• [Data to examine]
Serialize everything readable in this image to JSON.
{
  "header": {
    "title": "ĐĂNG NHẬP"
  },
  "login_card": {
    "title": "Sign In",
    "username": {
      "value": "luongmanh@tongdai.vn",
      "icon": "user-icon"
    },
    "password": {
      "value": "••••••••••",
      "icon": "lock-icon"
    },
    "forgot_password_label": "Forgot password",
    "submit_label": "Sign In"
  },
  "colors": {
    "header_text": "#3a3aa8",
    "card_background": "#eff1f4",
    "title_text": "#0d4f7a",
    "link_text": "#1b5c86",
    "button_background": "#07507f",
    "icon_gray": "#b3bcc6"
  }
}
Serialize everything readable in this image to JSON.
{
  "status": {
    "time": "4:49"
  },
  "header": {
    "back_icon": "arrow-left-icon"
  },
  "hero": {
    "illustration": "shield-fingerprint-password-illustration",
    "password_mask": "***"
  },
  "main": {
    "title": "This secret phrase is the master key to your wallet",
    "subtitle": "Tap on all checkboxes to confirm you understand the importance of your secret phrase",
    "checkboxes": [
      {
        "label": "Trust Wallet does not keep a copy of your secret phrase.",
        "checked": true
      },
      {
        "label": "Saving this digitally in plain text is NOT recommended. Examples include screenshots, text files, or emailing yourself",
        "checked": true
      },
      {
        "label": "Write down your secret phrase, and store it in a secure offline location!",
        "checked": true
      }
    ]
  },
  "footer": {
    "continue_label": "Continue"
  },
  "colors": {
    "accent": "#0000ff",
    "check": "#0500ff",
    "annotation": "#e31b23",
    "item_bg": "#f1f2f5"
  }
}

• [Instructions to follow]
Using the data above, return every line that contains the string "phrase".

• [Response to the task]
    "title": "This secret phrase is the master key to your wallet",
    "subtitle": "Tap on all checkboxes to confirm you understand the importance of your secret phrase",
        "label": "Trust Wallet does not keep a copy of your secret phrase.",
        "label": "Write down your secret phrase, and store it in a secure offline location!",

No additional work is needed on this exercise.